Last week, I made a visit to the Historical Society of Pennsylvania to look at collection pertaining to one of my current research project. I wish I would have read the article by Laura Schmidt prior to my visit! Though this was not my first time visiting or doing research in an archive, I have never been specifically trained in how to use an archive for research. When I was completing my undergraduate program at UNC Pembroke, I was fortunate to have a professor who valued public history. This professor took us on several field trips to various archives, including the North Carolina State Archives and the Georgia Historical Society. During these trips, I was able to gain a better understanding of how archives functioned from a technical standpoint – how the records are stored, how they are taken care of, etc.
The first time I went to an archive by myself to do research was probably three years ago for an internship I was doing at Pennsbury Manor. For the internship, I was sent to a number of archives in the greater Philadelphia area, and arrived mostly clueless and slightly overwhelmed. I really had no understanding of how to identify the appropriate materials for my project. Thanks to some great archivists, I was able to obtain what I needed while getting a better sense of how archives function. As I have been progressing in my academic career, archival research is a necessity, and feel much more comfortable and confident doing it.

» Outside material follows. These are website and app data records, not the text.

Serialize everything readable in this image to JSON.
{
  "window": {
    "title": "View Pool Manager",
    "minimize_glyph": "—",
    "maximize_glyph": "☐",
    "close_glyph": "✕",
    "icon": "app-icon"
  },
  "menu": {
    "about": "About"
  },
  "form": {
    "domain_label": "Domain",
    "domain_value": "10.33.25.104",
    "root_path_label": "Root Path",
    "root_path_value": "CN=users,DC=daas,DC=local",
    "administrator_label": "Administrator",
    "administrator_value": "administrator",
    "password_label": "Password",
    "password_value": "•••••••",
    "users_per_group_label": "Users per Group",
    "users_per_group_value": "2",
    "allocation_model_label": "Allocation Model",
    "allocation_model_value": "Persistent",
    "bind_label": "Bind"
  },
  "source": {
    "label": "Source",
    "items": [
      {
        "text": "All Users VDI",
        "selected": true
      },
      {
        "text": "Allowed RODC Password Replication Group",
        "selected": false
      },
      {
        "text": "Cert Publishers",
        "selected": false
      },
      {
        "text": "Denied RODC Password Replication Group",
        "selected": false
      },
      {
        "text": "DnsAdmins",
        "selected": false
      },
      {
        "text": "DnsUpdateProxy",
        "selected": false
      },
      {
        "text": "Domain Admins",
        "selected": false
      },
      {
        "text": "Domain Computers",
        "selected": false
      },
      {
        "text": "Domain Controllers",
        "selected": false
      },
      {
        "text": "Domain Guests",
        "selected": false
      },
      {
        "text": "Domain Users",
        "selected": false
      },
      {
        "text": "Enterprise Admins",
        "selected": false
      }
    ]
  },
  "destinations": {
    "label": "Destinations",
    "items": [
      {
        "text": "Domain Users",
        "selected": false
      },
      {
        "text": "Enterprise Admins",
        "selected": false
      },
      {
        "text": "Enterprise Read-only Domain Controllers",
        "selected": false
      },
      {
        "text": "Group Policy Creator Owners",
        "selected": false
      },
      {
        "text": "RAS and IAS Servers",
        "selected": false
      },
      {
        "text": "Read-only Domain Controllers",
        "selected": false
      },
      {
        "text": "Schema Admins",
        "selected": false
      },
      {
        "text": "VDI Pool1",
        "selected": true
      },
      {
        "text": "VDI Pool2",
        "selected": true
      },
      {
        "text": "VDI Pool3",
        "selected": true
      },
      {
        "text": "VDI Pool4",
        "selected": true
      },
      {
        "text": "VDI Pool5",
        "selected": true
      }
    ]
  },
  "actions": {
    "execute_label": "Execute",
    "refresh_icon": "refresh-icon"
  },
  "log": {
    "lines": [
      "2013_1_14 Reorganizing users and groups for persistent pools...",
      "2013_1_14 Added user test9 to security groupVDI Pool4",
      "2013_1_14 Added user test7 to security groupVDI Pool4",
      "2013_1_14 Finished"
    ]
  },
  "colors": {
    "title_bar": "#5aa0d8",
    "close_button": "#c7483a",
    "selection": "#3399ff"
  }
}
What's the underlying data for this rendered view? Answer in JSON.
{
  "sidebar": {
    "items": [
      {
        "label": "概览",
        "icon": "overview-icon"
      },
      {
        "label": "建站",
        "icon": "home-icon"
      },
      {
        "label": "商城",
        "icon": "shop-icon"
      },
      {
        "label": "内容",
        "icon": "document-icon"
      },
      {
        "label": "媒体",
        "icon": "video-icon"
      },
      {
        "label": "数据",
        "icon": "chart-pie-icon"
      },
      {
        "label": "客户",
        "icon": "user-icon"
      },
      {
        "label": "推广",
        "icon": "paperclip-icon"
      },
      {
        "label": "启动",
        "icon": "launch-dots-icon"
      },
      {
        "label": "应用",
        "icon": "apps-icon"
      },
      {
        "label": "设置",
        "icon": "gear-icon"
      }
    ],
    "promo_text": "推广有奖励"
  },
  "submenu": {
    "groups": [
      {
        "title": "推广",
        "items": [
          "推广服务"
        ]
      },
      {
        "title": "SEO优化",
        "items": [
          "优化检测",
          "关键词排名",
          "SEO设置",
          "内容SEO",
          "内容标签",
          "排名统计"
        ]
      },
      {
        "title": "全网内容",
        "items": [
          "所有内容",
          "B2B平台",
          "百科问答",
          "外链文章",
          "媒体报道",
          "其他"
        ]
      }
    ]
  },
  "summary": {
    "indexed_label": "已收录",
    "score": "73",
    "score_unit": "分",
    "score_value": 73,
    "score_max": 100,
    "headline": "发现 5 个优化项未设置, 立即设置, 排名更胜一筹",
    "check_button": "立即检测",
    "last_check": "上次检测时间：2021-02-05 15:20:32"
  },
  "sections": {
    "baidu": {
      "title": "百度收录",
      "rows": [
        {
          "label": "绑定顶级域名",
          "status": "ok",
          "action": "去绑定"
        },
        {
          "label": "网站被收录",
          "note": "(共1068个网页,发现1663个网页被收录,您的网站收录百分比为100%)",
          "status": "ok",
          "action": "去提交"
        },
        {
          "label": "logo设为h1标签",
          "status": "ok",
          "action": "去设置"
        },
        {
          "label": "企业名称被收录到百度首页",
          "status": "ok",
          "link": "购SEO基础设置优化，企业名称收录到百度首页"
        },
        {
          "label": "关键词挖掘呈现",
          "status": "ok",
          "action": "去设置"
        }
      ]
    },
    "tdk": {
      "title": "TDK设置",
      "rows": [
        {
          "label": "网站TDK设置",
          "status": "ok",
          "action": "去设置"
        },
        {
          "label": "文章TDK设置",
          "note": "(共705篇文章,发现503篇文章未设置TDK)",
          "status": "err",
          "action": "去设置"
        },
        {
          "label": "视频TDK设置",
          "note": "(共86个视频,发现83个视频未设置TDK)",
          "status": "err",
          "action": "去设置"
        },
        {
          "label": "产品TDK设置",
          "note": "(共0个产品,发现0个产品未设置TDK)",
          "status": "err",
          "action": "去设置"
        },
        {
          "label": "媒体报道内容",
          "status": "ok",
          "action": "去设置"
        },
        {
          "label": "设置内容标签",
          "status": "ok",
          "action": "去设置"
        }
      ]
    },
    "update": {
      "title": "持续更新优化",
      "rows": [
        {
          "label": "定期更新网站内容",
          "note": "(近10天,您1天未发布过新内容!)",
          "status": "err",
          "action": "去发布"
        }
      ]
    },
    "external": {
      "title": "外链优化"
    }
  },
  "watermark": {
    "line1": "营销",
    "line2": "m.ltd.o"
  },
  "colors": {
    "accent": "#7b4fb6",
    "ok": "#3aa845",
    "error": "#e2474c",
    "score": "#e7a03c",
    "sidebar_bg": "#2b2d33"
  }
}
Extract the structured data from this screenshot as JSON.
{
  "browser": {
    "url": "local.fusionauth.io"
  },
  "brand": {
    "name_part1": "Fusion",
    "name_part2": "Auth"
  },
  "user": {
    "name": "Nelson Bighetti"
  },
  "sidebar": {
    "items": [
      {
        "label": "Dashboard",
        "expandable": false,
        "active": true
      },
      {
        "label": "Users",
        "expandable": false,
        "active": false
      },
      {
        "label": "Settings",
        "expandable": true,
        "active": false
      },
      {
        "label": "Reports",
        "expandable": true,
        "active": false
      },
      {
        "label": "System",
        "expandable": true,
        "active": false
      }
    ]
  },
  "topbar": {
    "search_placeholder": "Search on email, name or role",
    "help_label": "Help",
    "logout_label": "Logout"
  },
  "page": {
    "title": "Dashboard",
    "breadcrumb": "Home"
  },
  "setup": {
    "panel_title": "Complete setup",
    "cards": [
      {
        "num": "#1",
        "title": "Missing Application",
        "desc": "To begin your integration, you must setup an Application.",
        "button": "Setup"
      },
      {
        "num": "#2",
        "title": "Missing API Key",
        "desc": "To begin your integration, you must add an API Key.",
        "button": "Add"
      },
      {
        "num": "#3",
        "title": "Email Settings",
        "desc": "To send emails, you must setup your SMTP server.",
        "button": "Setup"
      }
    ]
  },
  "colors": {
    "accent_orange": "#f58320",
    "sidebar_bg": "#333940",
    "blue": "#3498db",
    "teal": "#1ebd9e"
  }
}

After reading the chapter, “Access and Use” by David Bearman, I am starting to think about how others use or don’t use archives. While I am building up an increased sense of confidence in being able to navigate archival collections, I question whether or not people outside of the academy have the same opportunity. Bearman notes that scholars are the preferred users of archives by archivists, even though most archives are supposed to be welcoming to the public. However, most archives are not realistically useable for the average person who makes up “the public.” Most archives have restrictive hours that make dedicated visits difficult for those who work the typical 9 to 5 job. Archival visits require planning and preparation and use of materials is restricted to the confines of a reading room, which many people don’t have time for.
Overall, it is important for institutions and archivists to evaluate who they exist to serve. Is this being done? If not, how can this be improved?